Today there are more than 60 railroad cars on the site he named "Choo-Choo Inn," and it provides 90 private rooms for overnight accommodations. More renovations will increase the sleeping space to a maximum of 120, or two suites to a car.
Tab for a night is less than $50, and Roth said "people love the overnight stay in the ambiance of our sleeping cars. It's an experience they like to recount to their friends and relatives back home."
The depot, called The Station, is used for dining and dancing. Its freight platform was converted into a tavern called "Gandy Dancer" after track workers, making it one of Wilkes-Barre's most unusual night spots. Outside The Station entrance is an old red-and-white crossing watchman's shanty and nearby a signalman's tower. A side-tracked locomotive now and then sounds its whistle to reacquaint visitors with what used to be.
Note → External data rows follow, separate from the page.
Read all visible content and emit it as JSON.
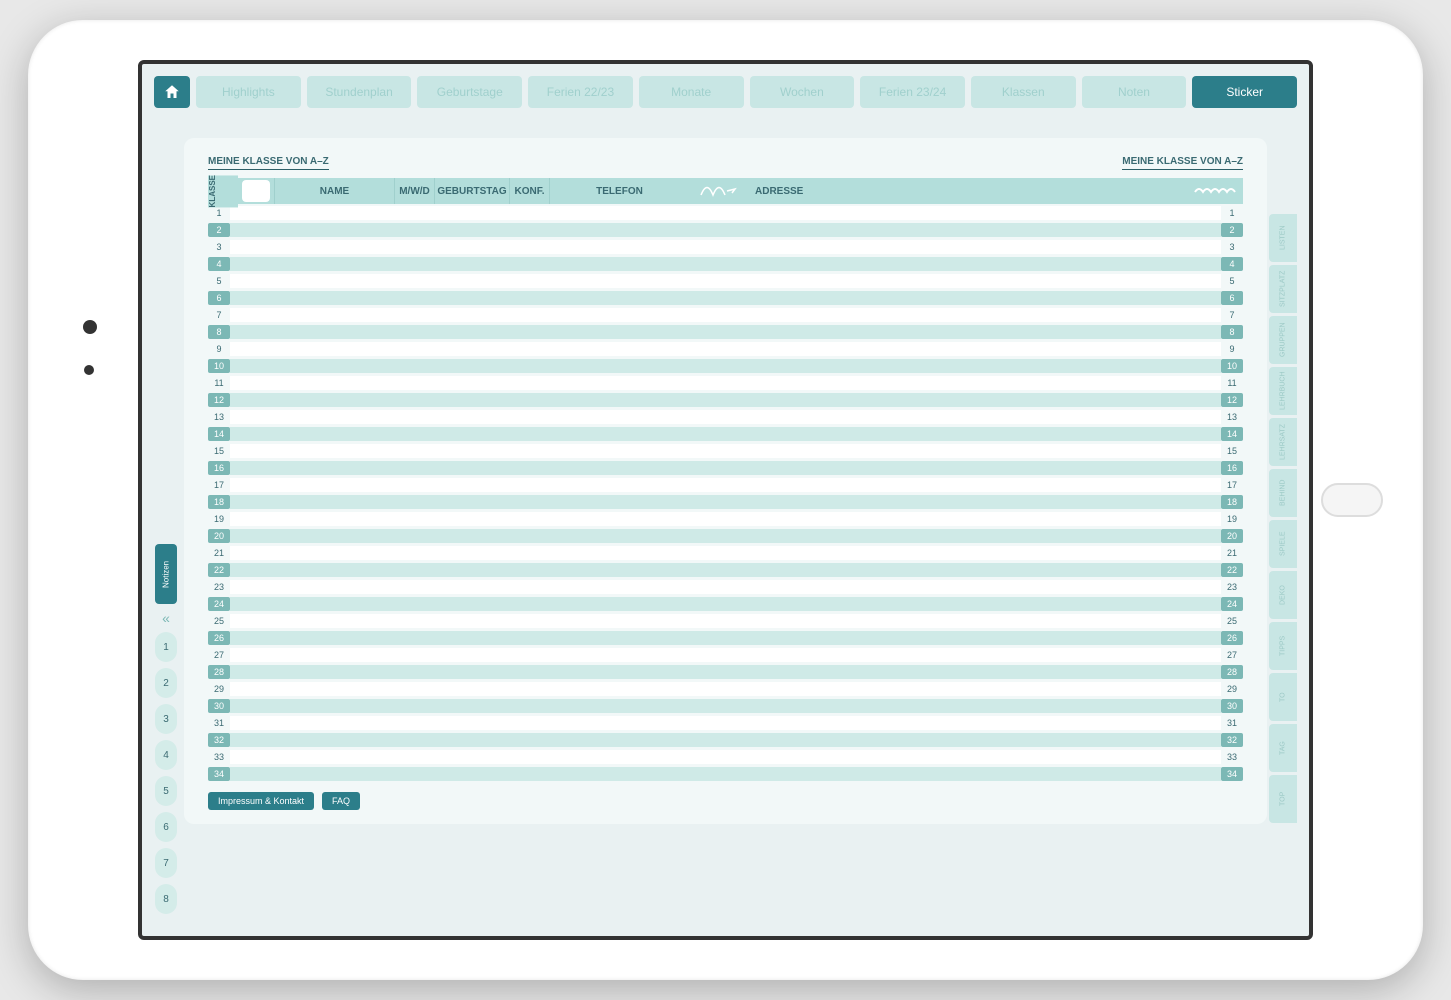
{
  "nav": {
    "items": [
      {
        "label": "Highlights"
      },
      {
        "label": "Stundenplan"
      },
      {
        "label": "Geburtstage"
      },
      {
        "label": "Ferien 22/23"
      },
      {
        "label": "Monate"
      },
      {
        "label": "Wochen"
      },
      {
        "label": "Ferien 23/24"
      },
      {
        "label": "Klassen"
      },
      {
        "label": "Noten"
      },
      {
        "label": "Sticker"
      }
    ],
    "active_index": 9
  },
  "section": {
    "title_left": "MEINE KLASSE VON A–Z",
    "title_right": "MEINE KLASSE VON A–Z"
  },
  "columns": {
    "klasse": "KLASSE",
    "name": "NAME",
    "mwd": "M/W/D",
    "geburtstag": "GEBURTSTAG",
    "konf": "KONF.",
    "telefon": "TELEFON",
    "adresse": "ADRESSE"
  },
  "row_count": 34,
  "rows": [
    1,
    2,
    3,
    4,
    5,
    6,
    7,
    8,
    9,
    10,
    11,
    12,
    13,
    14,
    15,
    16,
    17,
    18,
    19,
    20,
    21,
    22,
    23,
    24,
    25,
    26,
    27,
    28,
    29,
    30,
    31,
    32,
    33,
    34
  ],
  "footer": {
    "impressum": "Impressum & Kontakt",
    "faq": "FAQ"
  },
  "left_tabs": {
    "notizen": "Notizen",
    "chevron": "«",
    "numbers": [
      "1",
      "2",
      "3",
      "4",
      "5",
      "6",
      "7",
      "8"
    ]
  },
  "right_tabs": [
    "LISTEN",
    "SITZPLATZ",
    "GRUPPEN",
    "LEHRBUCH",
    "LEHRSATZ",
    "BEHIND",
    "SPIELE",
    "DEKO",
    "TIPPS",
    "TO",
    "TAG",
    "TOP"
  ]
}
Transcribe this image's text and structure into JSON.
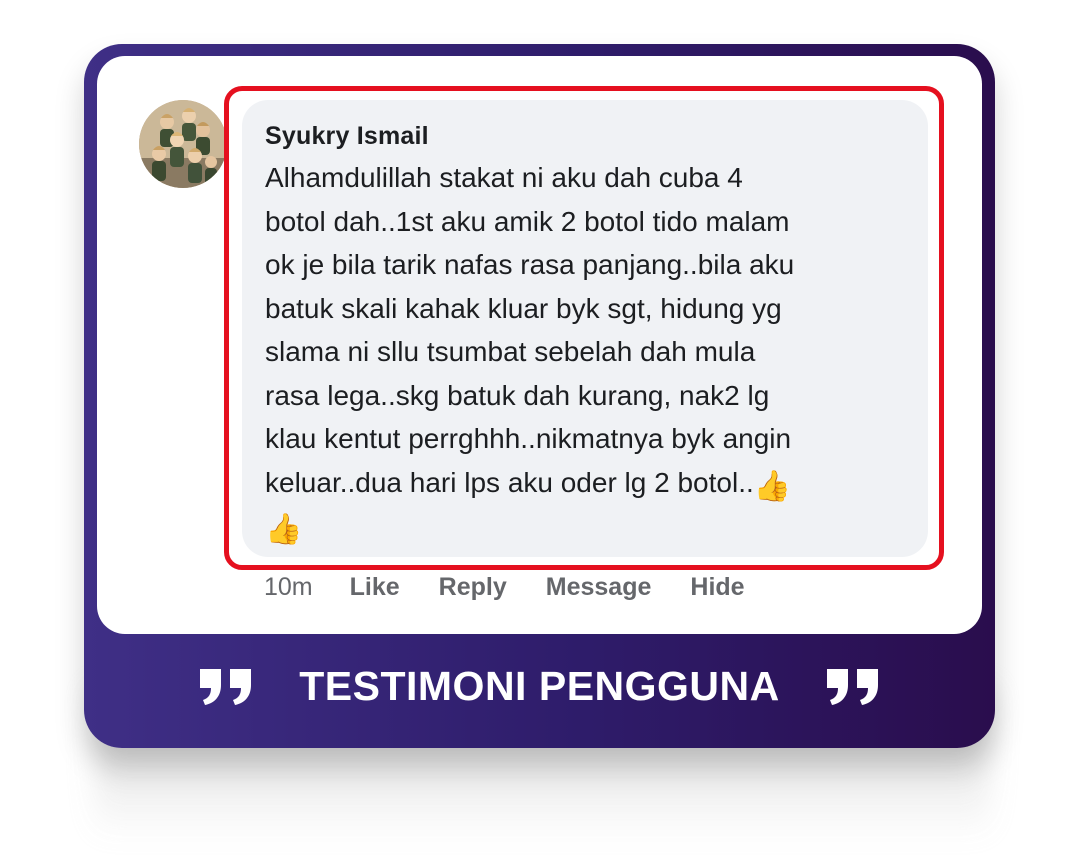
{
  "comment": {
    "author": "Syukry Ismail",
    "text": "Alhamdulillah stakat ni aku dah cuba 4\nbotol dah..1st aku amik 2 botol tido malam\nok je bila tarik nafas rasa panjang..bila aku\nbatuk skali kahak kluar byk sgt, hidung yg\nslama ni sllu tsumbat sebelah dah mula\nrasa lega..skg batuk dah kurang, nak2 lg\nklau kentut perrghhh..nikmatnya byk angin\nkeluar..dua hari lps aku oder lg 2 botol..",
    "emoji_1": "👍",
    "emoji_2": "👍",
    "time": "10m",
    "actions": {
      "like": "Like",
      "reply": "Reply",
      "message": "Message",
      "hide": "Hide"
    }
  },
  "banner": {
    "title": "TESTIMONI PENGGUNA",
    "left_icon": "open-quote-icon",
    "right_icon": "close-quote-icon"
  },
  "colors": {
    "frame_start": "#3f2f86",
    "frame_end": "#2a0d4d",
    "highlight": "#e5101f",
    "bubble": "#f0f2f5"
  }
}
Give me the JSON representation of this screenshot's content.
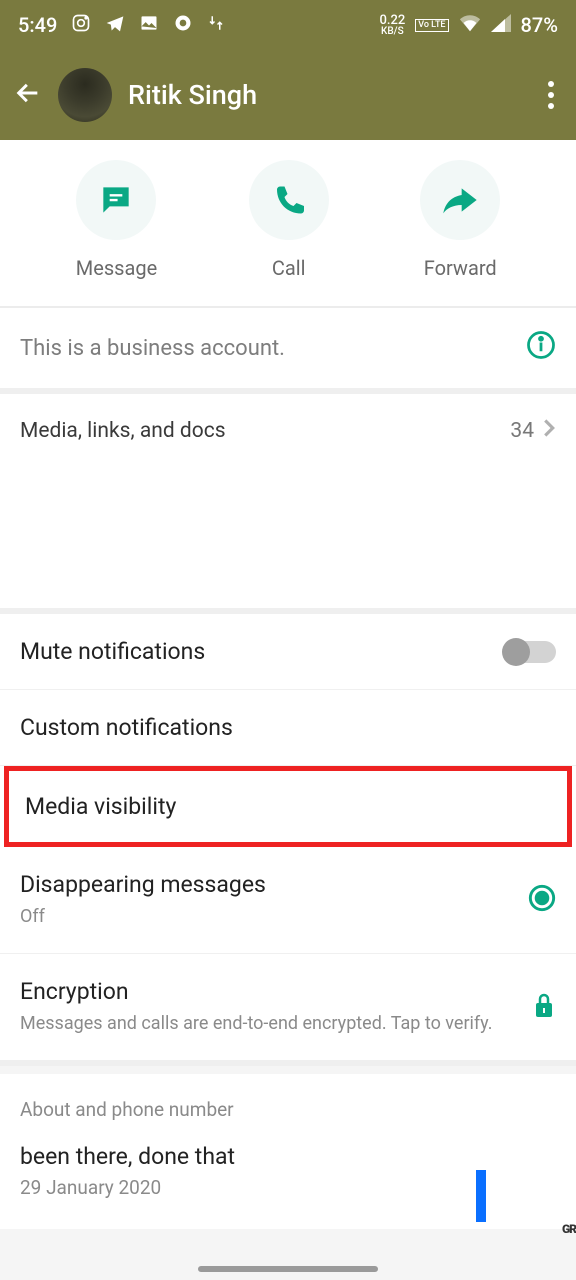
{
  "status": {
    "time": "5:49",
    "network_speed": "0.22",
    "network_unit": "KB/S",
    "lte_label": "Vo LTE",
    "battery": "87%"
  },
  "header": {
    "contact_name": "Ritik Singh"
  },
  "actions": {
    "message": "Message",
    "call": "Call",
    "forward": "Forward"
  },
  "business_banner": "This is a business account.",
  "media": {
    "label": "Media, links, and docs",
    "count": "34"
  },
  "settings": {
    "mute": "Mute notifications",
    "custom": "Custom notifications",
    "media_visibility": "Media visibility",
    "disappearing": "Disappearing messages",
    "disappearing_sub": "Off",
    "encryption": "Encryption",
    "encryption_sub": "Messages and calls are end-to-end encrypted. Tap to verify."
  },
  "about": {
    "header": "About and phone number",
    "status": "been there, done that",
    "date": "29 January 2020"
  }
}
The Station is in a blighted, but developing, section of Wilkes-Barre. Some lots are vacant. But an old brewery being converted into a festival mart is across the street and nearby the federal government plans to build a new Social Security Administration regional headquarters.
Finding old railroad cars was easy, but getting them into Wilkes-Barre, where track had been torn up, was difficult.
"We had to lay track from the site to some freight lines still operating," Roth said. "That's how we were able to move a private coach once used by Henry Flagler, the owner of the old Florida East Coast Railway and a partner of John D. Rockefeller.
"Today that car sits next to another private coach once owned by Helen Gould, the daughter of financier Jay Gould, who more than half a century ago controlled the greatest rail empire in the world."
Lavishly Furnished Cars
Both lavishly furnished cars, fitted with antiques that Roth collects, are used by guests of The Station for private dinners.
Roth has also acquired eight yellow refrigerator cars, and he plans to convert them into small boutiques and shops.
Roth has turned his novelty business over to his son, Phillip, so he can devote full time to his standstill railroad. He is filling the inside of The Station with Victorian treasures.
"What my wife has tried to do is de-emphasize the railroad theme in the restaurant area and play up the Victorian setting," he said. "It is replete with antiques we pick up in our travels . . . ."
"It is primarily Americana, with a little bit of French and British here and there, mostly from the 1800s. Really, what we have here is a step into the past."